I’m pretty sure that none of these pictures actually depicts Pluto. The first one is definitely Ganymede, the largest moon of Jupiter, although the color appears to have been tweaked a little. The last image depicts…well, I’m not sure. But it isn’t Pluto.
Here are the best images we have of Pluto until the New Horizons probe flies past it in 2015.
Look, I understand the Pluto grief, especially in the United States. Pluto was the only Solar System planet discovered by an American, so its demotion in 2006 by the International Astronomical Union (IAU) must have seemed like a blow to American pride. Besides, kids around the world grew up learning about the nine planets. Sure, Pluto was a bit of an oddball with its eccentric, highly-tilted orbit, but that’s what made it cool. Pluto was kind of like that quiet kid who never really got to know anybody, but he could make those awesome paper airplanes that would fly for miles. Yeah…Pluto was like that kid.
So yes, I get why people were upset…angry…maybe a little betrayed…by the sudden switch. Except it wasn’t so sudden. The motivation that eventually led to Pluto’s demotion had been brewing for years. Astronomers started to find other ice-rocks similar to Pluto orbiting the Sun far, far out in the frigid realm of the Kuiper Belt. Some of these objects were as large as Pluto, if not larger. It was becoming increasingly difficult to defend calling Pluto a planet if you weren’t going to afford planetary status to all those other rockcicles.
I imagine that astronomers were getting uncomfortable attending parties with all the irate parents demanding to know if their kids were going to have to memorize ten – excuse me, twelve – scratch that, thirteen planets. I envision a lot of awkward throat clearing and desperate attempts to change the subject.
It didn’t help that there wasn’t even a formal definition of the word planet. Much like Supreme Court Justice Potter Stewart, who knew obscenity when he saw it, some astronomers felt that they knew a planet when they saw it. Unfortunately this highly subjective means of identifying planets wasn’t exactly rigorous. It was time to make a decision.
That’s exactly what the IAU did during their conference in Prague in 2006. At long last, after years of debate, an official definition existed for the word planet.
The definition, which did almost nothing to quell the controversy, has three criteria.
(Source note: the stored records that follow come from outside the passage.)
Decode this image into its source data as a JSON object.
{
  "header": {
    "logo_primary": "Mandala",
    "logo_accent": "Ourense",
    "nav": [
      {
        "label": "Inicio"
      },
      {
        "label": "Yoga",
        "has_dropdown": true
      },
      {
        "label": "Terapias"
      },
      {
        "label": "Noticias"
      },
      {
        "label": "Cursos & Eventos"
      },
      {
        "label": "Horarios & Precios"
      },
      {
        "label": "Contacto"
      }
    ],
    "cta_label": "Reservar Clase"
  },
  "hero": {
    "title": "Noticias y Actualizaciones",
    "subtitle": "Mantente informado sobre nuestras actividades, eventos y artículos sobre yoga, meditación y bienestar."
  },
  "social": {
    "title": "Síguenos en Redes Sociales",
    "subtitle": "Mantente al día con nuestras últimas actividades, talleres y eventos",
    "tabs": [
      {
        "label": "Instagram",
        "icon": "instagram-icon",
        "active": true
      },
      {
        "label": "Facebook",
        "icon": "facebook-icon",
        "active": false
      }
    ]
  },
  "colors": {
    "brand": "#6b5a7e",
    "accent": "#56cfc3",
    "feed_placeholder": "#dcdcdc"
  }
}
In order to be considered a planet, an object must:
- Orbit the Sun. Pluto passes this test, but so do all the other objects that were making things difficult to start with, so no help there.
- Be large enough to pull itself into a sphere by its own gravity. Remarkably, Pluto also passes this test. That means that Pluto’s demotion has absolutely nothing to do with its size! Do you hear that, funny-but-stupid meme in the middle?
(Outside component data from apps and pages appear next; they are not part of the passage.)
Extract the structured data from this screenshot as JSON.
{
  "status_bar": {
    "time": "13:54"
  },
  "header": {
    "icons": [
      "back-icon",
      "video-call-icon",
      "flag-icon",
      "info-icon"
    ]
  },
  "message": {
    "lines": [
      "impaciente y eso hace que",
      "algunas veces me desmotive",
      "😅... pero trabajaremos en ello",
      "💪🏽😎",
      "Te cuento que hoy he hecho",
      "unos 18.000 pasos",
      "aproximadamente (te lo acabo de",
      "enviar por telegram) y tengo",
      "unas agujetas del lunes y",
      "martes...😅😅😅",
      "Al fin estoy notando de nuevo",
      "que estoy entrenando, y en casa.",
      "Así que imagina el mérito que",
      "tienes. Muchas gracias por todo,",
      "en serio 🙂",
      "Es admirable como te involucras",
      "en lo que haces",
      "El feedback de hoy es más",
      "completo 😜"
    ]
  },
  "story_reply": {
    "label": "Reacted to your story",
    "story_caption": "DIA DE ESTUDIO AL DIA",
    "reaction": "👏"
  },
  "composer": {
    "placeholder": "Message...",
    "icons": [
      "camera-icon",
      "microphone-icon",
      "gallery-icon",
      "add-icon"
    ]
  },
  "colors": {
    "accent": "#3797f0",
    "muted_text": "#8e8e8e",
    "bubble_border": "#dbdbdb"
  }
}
- Clear its orbital neighborhood of debris. And here is where Pluto loses out – along with all the other bodies whose planetary status hinged on this very decision. Pluto orbits the Sun in a region called the Kuiper Belt, which is occupied by zillions…no, gigajillions of other bodies. The combined mass of these bodies is greater than the mass of Pluto itself, so you can’t really say that Pluto has cleared it’s neighborhood. In fact, Pluto starts to look a bit like a hoarder.
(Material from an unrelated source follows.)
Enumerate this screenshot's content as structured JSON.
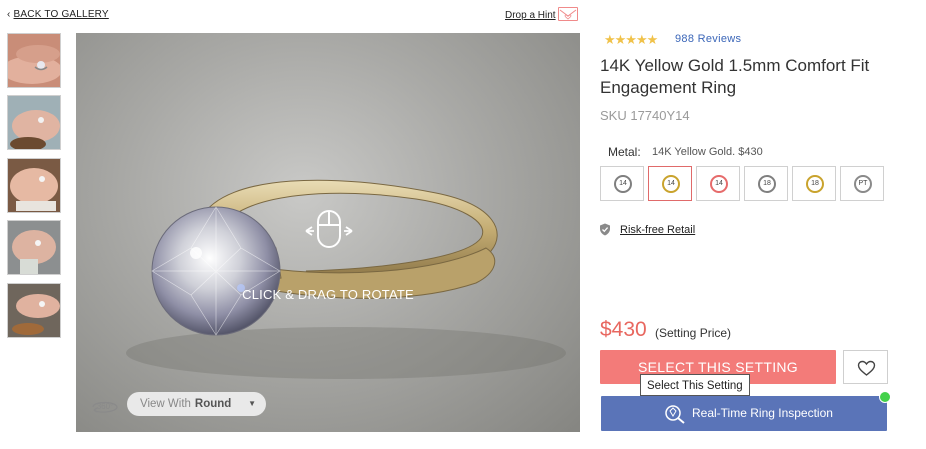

Now I don’t really have a problem if you’re disappointed in Pluto’s demotion. (Although come on, man…it’s been seven years. Time to move on.) I do have an issue with people who don’t understand the scientific reasoning that went into the decision. Just so we’re all clear:
- It’s not the size that counts, as long as a planet is large enough to be round. Pluto’s got the mass to pull it off.
- There are lots of objects besides planets that orbit the Sun. Yes, planets consume the vast majority of the non-Sun mass in the Solar System, but when you consider numbers alone, they are a tiny minority. Pluto is in good company.
- The IAU’s definition of planet says nothing about moons. If it did, then Mercury and Venus would be excluded from planetary status.
For my part, I like Pluto. I can’t wait to see the detailed photos that return from the New Horizons probe when it zips past the Pluto system. But I’m not going to worry too much about what we call the object in the pictures. You shouldn’t either.